Content starts

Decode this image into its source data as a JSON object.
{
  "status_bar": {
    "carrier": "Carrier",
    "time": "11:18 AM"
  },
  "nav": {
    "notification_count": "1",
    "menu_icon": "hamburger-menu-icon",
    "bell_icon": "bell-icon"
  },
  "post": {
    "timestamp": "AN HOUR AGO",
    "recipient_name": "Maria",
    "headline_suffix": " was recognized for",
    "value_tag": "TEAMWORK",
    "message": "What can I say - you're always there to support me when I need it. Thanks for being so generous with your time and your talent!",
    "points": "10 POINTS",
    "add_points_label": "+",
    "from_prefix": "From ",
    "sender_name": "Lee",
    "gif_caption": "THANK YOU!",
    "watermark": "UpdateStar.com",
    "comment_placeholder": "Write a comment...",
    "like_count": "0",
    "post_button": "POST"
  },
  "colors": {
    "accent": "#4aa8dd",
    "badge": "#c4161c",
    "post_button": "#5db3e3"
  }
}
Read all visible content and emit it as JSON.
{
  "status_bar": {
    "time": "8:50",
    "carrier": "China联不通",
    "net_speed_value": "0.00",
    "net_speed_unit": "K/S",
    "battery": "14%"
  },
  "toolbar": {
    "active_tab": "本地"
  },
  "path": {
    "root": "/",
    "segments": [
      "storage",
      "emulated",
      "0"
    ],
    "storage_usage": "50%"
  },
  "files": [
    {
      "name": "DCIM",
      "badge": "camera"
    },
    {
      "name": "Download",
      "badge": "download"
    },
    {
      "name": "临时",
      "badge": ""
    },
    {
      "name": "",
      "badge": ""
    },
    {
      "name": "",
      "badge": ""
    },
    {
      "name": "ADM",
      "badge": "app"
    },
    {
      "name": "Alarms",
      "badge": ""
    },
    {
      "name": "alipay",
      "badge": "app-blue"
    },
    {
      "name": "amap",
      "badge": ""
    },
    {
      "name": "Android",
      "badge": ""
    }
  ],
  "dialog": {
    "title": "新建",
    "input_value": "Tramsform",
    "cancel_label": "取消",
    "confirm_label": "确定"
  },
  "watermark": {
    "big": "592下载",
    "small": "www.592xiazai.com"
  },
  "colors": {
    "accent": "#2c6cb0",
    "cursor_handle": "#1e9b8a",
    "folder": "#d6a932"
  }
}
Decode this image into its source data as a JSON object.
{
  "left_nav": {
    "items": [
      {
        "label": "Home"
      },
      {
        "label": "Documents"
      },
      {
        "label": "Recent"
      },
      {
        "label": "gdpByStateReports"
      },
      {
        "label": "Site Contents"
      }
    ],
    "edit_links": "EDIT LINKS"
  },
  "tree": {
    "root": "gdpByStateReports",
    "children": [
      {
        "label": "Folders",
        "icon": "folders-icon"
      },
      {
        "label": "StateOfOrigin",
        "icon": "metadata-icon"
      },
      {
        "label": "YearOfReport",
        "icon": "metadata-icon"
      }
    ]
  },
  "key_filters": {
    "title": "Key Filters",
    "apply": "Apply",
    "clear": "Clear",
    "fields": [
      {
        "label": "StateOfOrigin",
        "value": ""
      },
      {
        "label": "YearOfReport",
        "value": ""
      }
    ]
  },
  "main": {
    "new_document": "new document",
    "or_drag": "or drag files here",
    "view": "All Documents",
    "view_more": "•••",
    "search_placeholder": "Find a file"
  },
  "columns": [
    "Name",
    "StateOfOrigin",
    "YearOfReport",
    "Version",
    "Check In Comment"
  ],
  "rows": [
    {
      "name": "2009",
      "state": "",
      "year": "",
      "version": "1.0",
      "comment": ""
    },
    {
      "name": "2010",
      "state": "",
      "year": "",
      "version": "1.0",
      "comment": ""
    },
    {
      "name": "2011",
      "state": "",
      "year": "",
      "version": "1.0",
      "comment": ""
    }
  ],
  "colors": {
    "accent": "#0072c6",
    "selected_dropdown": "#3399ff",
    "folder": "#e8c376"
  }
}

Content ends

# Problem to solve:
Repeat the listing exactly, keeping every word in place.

# Answer area:
Decode this image into its source data as a JSON object.
{
  "status_bar": {
    "carrier": "Carrier",
    "time": "11:18 AM"
  },
  "nav": {
    "notification_count": "1",
    "menu_icon": "hamburger-menu-icon",
    "bell_icon": "bell-icon"
  },
  "post": {
    "timestamp": "AN HOUR AGO",
    "recipient_name": "Maria",
    "headline_suffix": " was recognized for",
    "value_tag": "TEAMWORK",
    "message": "What can I say - you're always there to support me when I need it. Thanks for being so generous with your time and your talent!",
    "points": "10 POINTS",
    "add_points_label": "+",
    "from_prefix": "From ",
    "sender_name": "Lee",
    "gif_caption": "THANK YOU!",
    "watermark": "UpdateStar.com",
    "comment_placeholder": "Write a comment...",
    "like_count": "0",
    "post_button": "POST"
  },
  "colors": {
    "accent": "#4aa8dd",
    "badge": "#c4161c",
    "post_button": "#5db3e3"
  }
}
Read all visible content and emit it as JSON.
{
  "status_bar": {
    "time": "8:50",
    "carrier": "China联不通",
    "net_speed_value": "0.00",
    "net_speed_unit": "K/S",
    "battery": "14%"
  },
  "toolbar": {
    "active_tab": "本地"
  },
  "path": {
    "root": "/",
    "segments": [
      "storage",
      "emulated",
      "0"
    ],
    "storage_usage": "50%"
  },
  "files": [
    {
      "name": "DCIM",
      "badge": "camera"
    },
    {
      "name": "Download",
      "badge": "download"
    },
    {
      "name": "临时",
      "badge": ""
    },
    {
      "name": "",
      "badge": ""
    },
    {
      "name": "",
      "badge": ""
    },
    {
      "name": "ADM",
      "badge": "app"
    },
    {
      "name": "Alarms",
      "badge": ""
    },
    {
      "name": "alipay",
      "badge": "app-blue"
    },
    {
      "name": "amap",
      "badge": ""
    },
    {
      "name": "Android",
      "badge": ""
    }
  ],
  "dialog": {
    "title": "新建",
    "input_value": "Tramsform",
    "cancel_label": "取消",
    "confirm_label": "确定"
  },
  "watermark": {
    "big": "592下载",
    "small": "www.592xiazai.com"
  },
  "colors": {
    "accent": "#2c6cb0",
    "cursor_handle": "#1e9b8a",
    "folder": "#d6a932"
  }
}
Decode this image into its source data as a JSON object.
{
  "left_nav": {
    "items": [
      {
        "label": "Home"
      },
      {
        "label": "Documents"
      },
      {
        "label": "Recent"
      },
      {
        "label": "gdpByStateReports"
      },
      {
        "label": "Site Contents"
      }
    ],
    "edit_links": "EDIT LINKS"
  },
  "tree": {
    "root": "gdpByStateReports",
    "children": [
      {
        "label": "Folders",
        "icon": "folders-icon"
      },
      {
        "label": "StateOfOrigin",
        "icon": "metadata-icon"
      },
      {
        "label": "YearOfReport",
        "icon": "metadata-icon"
      }
    ]
  },
  "key_filters": {
    "title": "Key Filters",
    "apply": "Apply",
    "clear": "Clear",
    "fields": [
      {
        "label": "StateOfOrigin",
        "value": ""
      },
      {
        "label": "YearOfReport",
        "value": ""
      }
    ]
  },
  "main": {
    "new_document": "new document",
    "or_drag": "or drag files here",
    "view": "All Documents",
    "view_more": "•••",
    "search_placeholder": "Find a file"
  },
  "columns": [
    "Name",
    "StateOfOrigin",
    "YearOfReport",
    "Version",
    "Check In Comment"
  ],
  "rows": [
    {
      "name": "2009",
      "state": "",
      "year": "",
      "version": "1.0",
      "comment": ""
    },
    {
      "name": "2010",
      "state": "",
      "year": "",
      "version": "1.0",
      "comment": ""
    },
    {
      "name": "2011",
      "state": "",
      "year": "",
      "version": "1.0",
      "comment": ""
    }
  ],
  "colors": {
    "accent": "#0072c6",
    "selected_dropdown": "#3399ff",
    "folder": "#e8c376"
  }
}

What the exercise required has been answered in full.